START DATA RECORDS
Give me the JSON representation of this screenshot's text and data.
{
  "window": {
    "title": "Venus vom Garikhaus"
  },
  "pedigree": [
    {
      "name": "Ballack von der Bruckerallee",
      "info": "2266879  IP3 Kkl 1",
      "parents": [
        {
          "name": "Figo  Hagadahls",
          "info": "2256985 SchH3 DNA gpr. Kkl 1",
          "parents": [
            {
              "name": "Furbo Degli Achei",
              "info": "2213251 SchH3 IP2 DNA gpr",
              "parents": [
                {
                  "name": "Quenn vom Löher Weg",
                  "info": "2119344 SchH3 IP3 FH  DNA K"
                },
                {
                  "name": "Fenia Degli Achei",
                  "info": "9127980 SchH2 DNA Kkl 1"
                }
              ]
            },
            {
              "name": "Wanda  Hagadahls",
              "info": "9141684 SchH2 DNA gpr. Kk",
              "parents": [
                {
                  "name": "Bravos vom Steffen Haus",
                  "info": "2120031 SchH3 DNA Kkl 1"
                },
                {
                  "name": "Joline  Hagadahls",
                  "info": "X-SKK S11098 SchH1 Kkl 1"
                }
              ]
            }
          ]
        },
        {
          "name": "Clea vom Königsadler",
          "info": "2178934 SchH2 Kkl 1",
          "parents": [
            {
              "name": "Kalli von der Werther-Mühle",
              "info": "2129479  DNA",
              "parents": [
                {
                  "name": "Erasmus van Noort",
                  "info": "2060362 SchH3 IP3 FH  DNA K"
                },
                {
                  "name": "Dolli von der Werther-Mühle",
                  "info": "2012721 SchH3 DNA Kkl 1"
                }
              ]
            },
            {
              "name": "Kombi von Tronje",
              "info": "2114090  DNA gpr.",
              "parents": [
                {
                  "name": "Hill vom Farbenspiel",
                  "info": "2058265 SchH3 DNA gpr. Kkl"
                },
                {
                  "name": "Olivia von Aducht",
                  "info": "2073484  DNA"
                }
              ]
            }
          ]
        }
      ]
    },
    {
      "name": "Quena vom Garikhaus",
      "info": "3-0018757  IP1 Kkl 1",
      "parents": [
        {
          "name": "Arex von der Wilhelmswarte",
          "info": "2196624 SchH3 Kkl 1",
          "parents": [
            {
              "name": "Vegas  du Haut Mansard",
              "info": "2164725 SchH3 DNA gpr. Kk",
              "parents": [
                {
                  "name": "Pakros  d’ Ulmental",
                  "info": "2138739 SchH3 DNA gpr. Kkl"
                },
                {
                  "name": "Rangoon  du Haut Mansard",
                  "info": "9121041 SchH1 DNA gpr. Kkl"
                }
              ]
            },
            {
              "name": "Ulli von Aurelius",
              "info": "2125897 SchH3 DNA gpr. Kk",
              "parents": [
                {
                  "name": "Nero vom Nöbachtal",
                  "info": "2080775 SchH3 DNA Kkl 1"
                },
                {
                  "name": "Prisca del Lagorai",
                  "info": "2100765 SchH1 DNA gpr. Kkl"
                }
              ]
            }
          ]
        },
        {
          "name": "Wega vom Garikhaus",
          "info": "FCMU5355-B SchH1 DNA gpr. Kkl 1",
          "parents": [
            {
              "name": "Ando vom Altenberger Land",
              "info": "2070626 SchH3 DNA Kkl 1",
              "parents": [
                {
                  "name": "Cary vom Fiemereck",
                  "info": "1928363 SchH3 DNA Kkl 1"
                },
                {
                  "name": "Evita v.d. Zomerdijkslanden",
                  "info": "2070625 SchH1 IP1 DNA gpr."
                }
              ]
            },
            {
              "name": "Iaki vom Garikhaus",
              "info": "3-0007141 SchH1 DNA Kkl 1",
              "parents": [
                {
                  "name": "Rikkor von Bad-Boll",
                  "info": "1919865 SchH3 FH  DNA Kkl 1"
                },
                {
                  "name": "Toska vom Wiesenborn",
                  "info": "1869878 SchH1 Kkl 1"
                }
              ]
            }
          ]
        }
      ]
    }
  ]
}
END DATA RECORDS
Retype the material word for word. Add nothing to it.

Give me the JSON representation of this screenshot's text and data.
{
  "window": {
    "title": "Venus vom Garikhaus"
  },
  "pedigree": [
    {
      "name": "Ballack von der Bruckerallee",
      "info": "2266879  IP3 Kkl 1",
      "parents": [
        {
          "name": "Figo  Hagadahls",
          "info": "2256985 SchH3 DNA gpr. Kkl 1",
          "parents": [
            {
              "name": "Furbo Degli Achei",
              "info": "2213251 SchH3 IP2 DNA gpr",
              "parents": [
                {
                  "name": "Quenn vom Löher Weg",
                  "info": "2119344 SchH3 IP3 FH  DNA K"
                },
                {
                  "name": "Fenia Degli Achei",
                  "info": "9127980 SchH2 DNA Kkl 1"
                }
              ]
            },
            {
              "name": "Wanda  Hagadahls",
              "info": "9141684 SchH2 DNA gpr. Kk",
              "parents": [
                {
                  "name": "Bravos vom Steffen Haus",
                  "info": "2120031 SchH3 DNA Kkl 1"
                },
                {
                  "name": "Joline  Hagadahls",
                  "info": "X-SKK S11098 SchH1 Kkl 1"
                }
              ]
            }
          ]
        },
        {
          "name": "Clea vom Königsadler",
          "info": "2178934 SchH2 Kkl 1",
          "parents": [
            {
              "name": "Kalli von der Werther-Mühle",
              "info": "2129479  DNA",
              "parents": [
                {
                  "name": "Erasmus van Noort",
                  "info": "2060362 SchH3 IP3 FH  DNA K"
                },
                {
                  "name": "Dolli von der Werther-Mühle",
                  "info": "2012721 SchH3 DNA Kkl 1"
                }
              ]
            },
            {
              "name": "Kombi von Tronje",
              "info": "2114090  DNA gpr.",
              "parents": [
                {
                  "name": "Hill vom Farbenspiel",
                  "info": "2058265 SchH3 DNA gpr. Kkl"
                },
                {
                  "name": "Olivia von Aducht",
                  "info": "2073484  DNA"
                }
              ]
            }
          ]
        }
      ]
    },
    {
      "name": "Quena vom Garikhaus",
      "info": "3-0018757  IP1 Kkl 1",
      "parents": [
        {
          "name": "Arex von der Wilhelmswarte",
          "info": "2196624 SchH3 Kkl 1",
          "parents": [
            {
              "name": "Vegas  du Haut Mansard",
              "info": "2164725 SchH3 DNA gpr. Kk",
              "parents": [
                {
                  "name": "Pakros  d’ Ulmental",
                  "info": "2138739 SchH3 DNA gpr. Kkl"
                },
                {
                  "name": "Rangoon  du Haut Mansard",
                  "info": "9121041 SchH1 DNA gpr. Kkl"
                }
              ]
            },
            {
              "name": "Ulli von Aurelius",
              "info": "2125897 SchH3 DNA gpr. Kk",
              "parents": [
                {
                  "name": "Nero vom Nöbachtal",
                  "info": "2080775 SchH3 DNA Kkl 1"
                },
                {
                  "name": "Prisca del Lagorai",
                  "info": "2100765 SchH1 DNA gpr. Kkl"
                }
              ]
            }
          ]
        },
        {
          "name": "Wega vom Garikhaus",
          "info": "FCMU5355-B SchH1 DNA gpr. Kkl 1",
          "parents": [
            {
              "name": "Ando vom Altenberger Land",
              "info": "2070626 SchH3 DNA Kkl 1",
              "parents": [
                {
                  "name": "Cary vom Fiemereck",
                  "info": "1928363 SchH3 DNA Kkl 1"
                },
                {
                  "name": "Evita v.d. Zomerdijkslanden",
                  "info": "2070625 SchH1 IP1 DNA gpr."
                }
              ]
            },
            {
              "name": "Iaki vom Garikhaus",
              "info": "3-0007141 SchH1 DNA Kkl 1",
              "parents": [
                {
                  "name": "Rikkor von Bad-Boll",
                  "info": "1919865 SchH3 FH  DNA Kkl 1"
                },
                {
                  "name": "Toska vom Wiesenborn",
                  "info": "1869878 SchH1 Kkl 1"
                }
              ]
            }
          ]
        }
      ]
    }
  ]
}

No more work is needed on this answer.